### EXERCISE OBJECTIVE
Go through the listing beneath this task and return every line that carries the string "排放控制系统".

** Opening EXERCISE DATA block **

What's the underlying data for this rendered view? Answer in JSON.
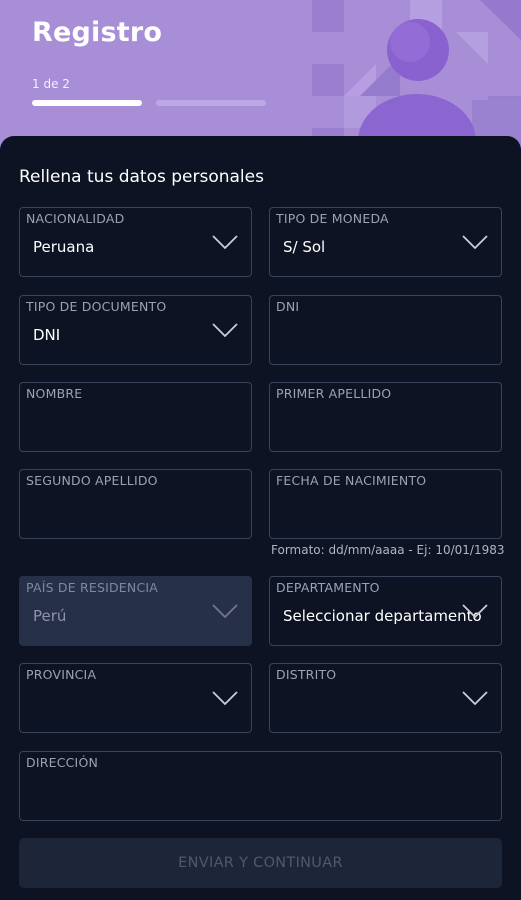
{
  "header": {
    "title": "Registro",
    "step_label": "1 de 2",
    "progress": {
      "current": 1,
      "total": 2
    },
    "colors": {
      "background": "#a78ed6",
      "avatar": "#8c66d0"
    }
  },
  "form": {
    "subtitle": "Rellena tus datos personales",
    "nationality": {
      "label": "NACIONALIDAD",
      "value": "Peruana"
    },
    "currency": {
      "label": "TIPO DE MONEDA",
      "value": "S/ Sol"
    },
    "doc_type": {
      "label": "TIPO DE DOCUMENTO",
      "value": "DNI"
    },
    "doc_number": {
      "label": "DNI",
      "value": ""
    },
    "first_name": {
      "label": "NOMBRE",
      "value": ""
    },
    "last_name_1": {
      "label": "PRIMER APELLIDO",
      "value": ""
    },
    "last_name_2": {
      "label": "SEGUNDO APELLIDO",
      "value": ""
    },
    "birth_date": {
      "label": "FECHA DE NACIMIENTO",
      "value": "",
      "hint": "Formato: dd/mm/aaaa - Ej: 10/01/1983"
    },
    "residence_country": {
      "label": "PAÍS DE RESIDENCIA",
      "value": "Perú",
      "disabled": true
    },
    "department": {
      "label": "DEPARTAMENTO",
      "value": "Seleccionar departamento"
    },
    "province": {
      "label": "PROVINCIA",
      "value": ""
    },
    "district": {
      "label": "DISTRITO",
      "value": ""
    },
    "address": {
      "label": "DIRECCIÓN",
      "value": ""
    },
    "submit_label": "ENVIAR Y CONTINUAR"
  }
}
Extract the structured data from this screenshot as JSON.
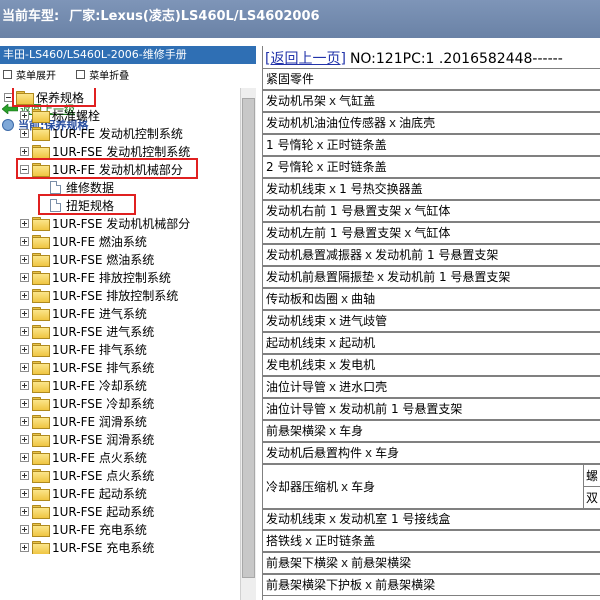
{
  "header": {
    "label": "当前车型:",
    "value": "厂家:Lexus(凌志)LS460L/LS4602006"
  },
  "sidebar": {
    "title": "丰田-LS460/LS460L-2006-维修手册",
    "toolbar": {
      "expand_label": "菜单展开",
      "collapse_label": "菜单折叠"
    },
    "back_label": "返回上一级",
    "current_label": "当前:保养规格",
    "tree": [
      {
        "label": "保养规格",
        "level": 0,
        "kind": "folder",
        "expander": "minus"
      },
      {
        "label": "标准螺栓",
        "level": 1,
        "kind": "folder",
        "expander": "plus"
      },
      {
        "label": "1UR-FE 发动机控制系统",
        "level": 1,
        "kind": "folder",
        "expander": "plus"
      },
      {
        "label": "1UR-FSE 发动机控制系统",
        "level": 1,
        "kind": "folder",
        "expander": "plus"
      },
      {
        "label": "1UR-FE 发动机机械部分",
        "level": 1,
        "kind": "folder",
        "expander": "minus"
      },
      {
        "label": "维修数据",
        "level": 2,
        "kind": "doc",
        "expander": "none"
      },
      {
        "label": "扭矩规格",
        "level": 2,
        "kind": "doc",
        "expander": "none"
      },
      {
        "label": "1UR-FSE 发动机机械部分",
        "level": 1,
        "kind": "folder",
        "expander": "plus"
      },
      {
        "label": "1UR-FE 燃油系统",
        "level": 1,
        "kind": "folder",
        "expander": "plus"
      },
      {
        "label": "1UR-FSE 燃油系统",
        "level": 1,
        "kind": "folder",
        "expander": "plus"
      },
      {
        "label": "1UR-FE 排放控制系统",
        "level": 1,
        "kind": "folder",
        "expander": "plus"
      },
      {
        "label": "1UR-FSE 排放控制系统",
        "level": 1,
        "kind": "folder",
        "expander": "plus"
      },
      {
        "label": "1UR-FE 进气系统",
        "level": 1,
        "kind": "folder",
        "expander": "plus"
      },
      {
        "label": "1UR-FSE 进气系统",
        "level": 1,
        "kind": "folder",
        "expander": "plus"
      },
      {
        "label": "1UR-FE 排气系统",
        "level": 1,
        "kind": "folder",
        "expander": "plus"
      },
      {
        "label": "1UR-FSE 排气系统",
        "level": 1,
        "kind": "folder",
        "expander": "plus"
      },
      {
        "label": "1UR-FE 冷却系统",
        "level": 1,
        "kind": "folder",
        "expander": "plus"
      },
      {
        "label": "1UR-FSE 冷却系统",
        "level": 1,
        "kind": "folder",
        "expander": "plus"
      },
      {
        "label": "1UR-FE 润滑系统",
        "level": 1,
        "kind": "folder",
        "expander": "plus"
      },
      {
        "label": "1UR-FSE 润滑系统",
        "level": 1,
        "kind": "folder",
        "expander": "plus"
      },
      {
        "label": "1UR-FE 点火系统",
        "level": 1,
        "kind": "folder",
        "expander": "plus"
      },
      {
        "label": "1UR-FSE 点火系统",
        "level": 1,
        "kind": "folder",
        "expander": "plus"
      },
      {
        "label": "1UR-FE 起动系统",
        "level": 1,
        "kind": "folder",
        "expander": "plus"
      },
      {
        "label": "1UR-FSE 起动系统",
        "level": 1,
        "kind": "folder",
        "expander": "plus"
      },
      {
        "label": "1UR-FE 充电系统",
        "level": 1,
        "kind": "folder",
        "expander": "plus"
      },
      {
        "label": "1UR-FSE 充电系统",
        "level": 1,
        "kind": "folder",
        "expander": "plus"
      }
    ]
  },
  "content": {
    "back_label": "返回上一页",
    "doc_id": "NO:121PC:1 .2016582448------",
    "rows": [
      {
        "parts": [
          "紧固零件"
        ]
      },
      {
        "parts": [
          "发动机吊架",
          "气缸盖"
        ]
      },
      {
        "parts": [
          "发动机机油油位传感器",
          "油底壳"
        ]
      },
      {
        "parts": [
          "1 号惰轮",
          "正时链条盖"
        ]
      },
      {
        "parts": [
          "2 号惰轮",
          "正时链条盖"
        ]
      },
      {
        "parts": [
          "发动机线束",
          "1 号热交换器盖"
        ]
      },
      {
        "parts": [
          "发动机右前 1 号悬置支架",
          "气缸体"
        ]
      },
      {
        "parts": [
          "发动机左前 1 号悬置支架",
          "气缸体"
        ]
      },
      {
        "parts": [
          "发动机悬置减振器",
          "发动机前 1 号悬置支架"
        ]
      },
      {
        "parts": [
          "发动机前悬置隔振垫",
          "发动机前 1 号悬置支架"
        ]
      },
      {
        "parts": [
          "传动板和齿圈",
          "曲轴"
        ]
      },
      {
        "parts": [
          "发动机线束",
          "进气歧管"
        ]
      },
      {
        "parts": [
          "起动机线束",
          "起动机"
        ]
      },
      {
        "parts": [
          "发电机线束",
          "发电机"
        ]
      },
      {
        "parts": [
          "油位计导管",
          "进水口壳"
        ]
      },
      {
        "parts": [
          "油位计导管",
          "发动机前 1 号悬置支架"
        ]
      },
      {
        "parts": [
          "前悬架横梁",
          "车身"
        ]
      },
      {
        "parts": [
          "发动机后悬置构件",
          "车身"
        ]
      },
      {
        "parts": [
          "冷却器压缩机",
          "车身"
        ],
        "tall": true,
        "sub": [
          "螺",
          "双"
        ]
      },
      {
        "parts": [
          "发动机线束",
          "发动机室 1 号接线盒"
        ]
      },
      {
        "parts": [
          "搭铁线",
          "正时链条盖"
        ]
      },
      {
        "parts": [
          "前悬架下横梁",
          "前悬架横梁"
        ]
      },
      {
        "parts": [
          "前悬架横梁下护板",
          "前悬架横梁"
        ]
      }
    ],
    "separator": "x"
  }
}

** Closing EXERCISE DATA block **

### RESPONSE
        "label": "1UR-FE 排放控制系统",
        "label": "1UR-FSE 排放控制系统",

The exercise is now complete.